What lines below hold the string "JSON"? Copy them all.
---------------
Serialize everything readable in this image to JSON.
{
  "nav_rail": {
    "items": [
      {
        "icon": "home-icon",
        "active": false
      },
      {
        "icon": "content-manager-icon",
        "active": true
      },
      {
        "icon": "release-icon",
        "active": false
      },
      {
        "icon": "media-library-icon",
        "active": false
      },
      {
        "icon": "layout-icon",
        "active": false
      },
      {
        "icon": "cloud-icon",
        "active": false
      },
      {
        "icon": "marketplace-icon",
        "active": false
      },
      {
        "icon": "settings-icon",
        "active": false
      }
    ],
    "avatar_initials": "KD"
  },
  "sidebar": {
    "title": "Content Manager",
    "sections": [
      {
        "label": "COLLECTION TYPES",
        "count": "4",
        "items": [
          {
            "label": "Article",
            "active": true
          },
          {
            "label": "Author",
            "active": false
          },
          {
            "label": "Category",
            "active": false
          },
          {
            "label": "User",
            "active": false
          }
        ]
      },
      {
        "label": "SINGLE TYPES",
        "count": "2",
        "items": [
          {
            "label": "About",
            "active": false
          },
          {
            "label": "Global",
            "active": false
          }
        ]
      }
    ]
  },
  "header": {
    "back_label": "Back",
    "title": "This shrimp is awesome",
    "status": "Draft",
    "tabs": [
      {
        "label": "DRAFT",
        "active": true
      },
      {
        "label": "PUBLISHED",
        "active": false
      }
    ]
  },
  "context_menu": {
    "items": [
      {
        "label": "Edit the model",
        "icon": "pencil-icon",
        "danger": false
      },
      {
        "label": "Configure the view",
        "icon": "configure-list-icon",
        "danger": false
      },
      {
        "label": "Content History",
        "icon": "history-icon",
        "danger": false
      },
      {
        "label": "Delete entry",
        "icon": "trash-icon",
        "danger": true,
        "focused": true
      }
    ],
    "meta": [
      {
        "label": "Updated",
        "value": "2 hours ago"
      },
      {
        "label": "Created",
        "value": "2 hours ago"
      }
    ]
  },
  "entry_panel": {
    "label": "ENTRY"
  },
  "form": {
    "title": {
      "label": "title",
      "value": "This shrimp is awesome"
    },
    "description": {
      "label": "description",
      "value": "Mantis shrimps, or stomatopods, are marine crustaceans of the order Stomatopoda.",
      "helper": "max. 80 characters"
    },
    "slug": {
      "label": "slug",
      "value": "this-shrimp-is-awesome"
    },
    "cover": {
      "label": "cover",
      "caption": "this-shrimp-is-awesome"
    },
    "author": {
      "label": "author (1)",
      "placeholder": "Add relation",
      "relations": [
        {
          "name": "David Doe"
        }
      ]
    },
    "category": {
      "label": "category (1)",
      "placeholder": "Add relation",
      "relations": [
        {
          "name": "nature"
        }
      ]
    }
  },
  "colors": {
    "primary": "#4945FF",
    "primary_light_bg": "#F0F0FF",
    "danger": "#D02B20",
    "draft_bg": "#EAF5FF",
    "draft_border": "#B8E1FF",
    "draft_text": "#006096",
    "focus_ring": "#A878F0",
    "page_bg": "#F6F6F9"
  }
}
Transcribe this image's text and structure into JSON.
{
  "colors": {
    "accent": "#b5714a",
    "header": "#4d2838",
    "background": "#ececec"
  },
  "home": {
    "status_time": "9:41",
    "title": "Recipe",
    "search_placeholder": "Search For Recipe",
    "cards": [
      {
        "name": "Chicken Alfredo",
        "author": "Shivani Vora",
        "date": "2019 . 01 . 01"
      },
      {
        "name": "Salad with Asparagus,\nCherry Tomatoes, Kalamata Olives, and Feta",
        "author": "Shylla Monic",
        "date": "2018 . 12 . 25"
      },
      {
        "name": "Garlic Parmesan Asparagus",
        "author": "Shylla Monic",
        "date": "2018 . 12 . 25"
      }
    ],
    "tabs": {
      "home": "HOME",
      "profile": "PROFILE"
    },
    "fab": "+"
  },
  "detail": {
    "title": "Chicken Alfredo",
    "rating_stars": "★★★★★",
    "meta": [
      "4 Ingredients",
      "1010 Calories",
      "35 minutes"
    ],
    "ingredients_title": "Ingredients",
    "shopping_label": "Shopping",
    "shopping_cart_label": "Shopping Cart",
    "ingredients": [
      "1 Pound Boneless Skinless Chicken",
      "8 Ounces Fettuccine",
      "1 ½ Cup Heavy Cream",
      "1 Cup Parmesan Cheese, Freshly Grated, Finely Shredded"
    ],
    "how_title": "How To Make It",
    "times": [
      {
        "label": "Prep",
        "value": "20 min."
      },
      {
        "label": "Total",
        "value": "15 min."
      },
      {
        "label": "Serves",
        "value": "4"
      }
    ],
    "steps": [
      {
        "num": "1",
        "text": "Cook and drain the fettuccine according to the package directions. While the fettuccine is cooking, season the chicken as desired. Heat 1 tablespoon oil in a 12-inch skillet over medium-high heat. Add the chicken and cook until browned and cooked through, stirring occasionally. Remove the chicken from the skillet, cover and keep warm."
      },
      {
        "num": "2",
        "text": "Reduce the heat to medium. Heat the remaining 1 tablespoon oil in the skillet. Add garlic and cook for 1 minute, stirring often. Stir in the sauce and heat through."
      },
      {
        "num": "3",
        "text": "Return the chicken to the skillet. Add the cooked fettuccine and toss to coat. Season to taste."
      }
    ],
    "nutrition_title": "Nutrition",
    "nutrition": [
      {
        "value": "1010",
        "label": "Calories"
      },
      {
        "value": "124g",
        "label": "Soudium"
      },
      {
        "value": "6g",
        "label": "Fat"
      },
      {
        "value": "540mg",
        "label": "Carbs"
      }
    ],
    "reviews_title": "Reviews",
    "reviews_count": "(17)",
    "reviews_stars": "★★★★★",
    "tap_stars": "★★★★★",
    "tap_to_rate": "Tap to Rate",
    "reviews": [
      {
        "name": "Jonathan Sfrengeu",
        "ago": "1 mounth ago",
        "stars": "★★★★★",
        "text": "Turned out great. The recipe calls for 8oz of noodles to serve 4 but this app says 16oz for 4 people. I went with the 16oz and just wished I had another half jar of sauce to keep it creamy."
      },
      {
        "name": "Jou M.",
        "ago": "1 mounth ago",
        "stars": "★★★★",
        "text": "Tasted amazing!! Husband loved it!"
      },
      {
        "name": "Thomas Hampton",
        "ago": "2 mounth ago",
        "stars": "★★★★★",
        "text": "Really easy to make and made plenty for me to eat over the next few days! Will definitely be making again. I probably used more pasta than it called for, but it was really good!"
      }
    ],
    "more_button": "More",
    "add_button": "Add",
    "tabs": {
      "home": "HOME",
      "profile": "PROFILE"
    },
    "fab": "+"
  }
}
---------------
▸ Task answer:
Serialize everything readable in this image to JSON.
Transcribe this image's text and structure into JSON.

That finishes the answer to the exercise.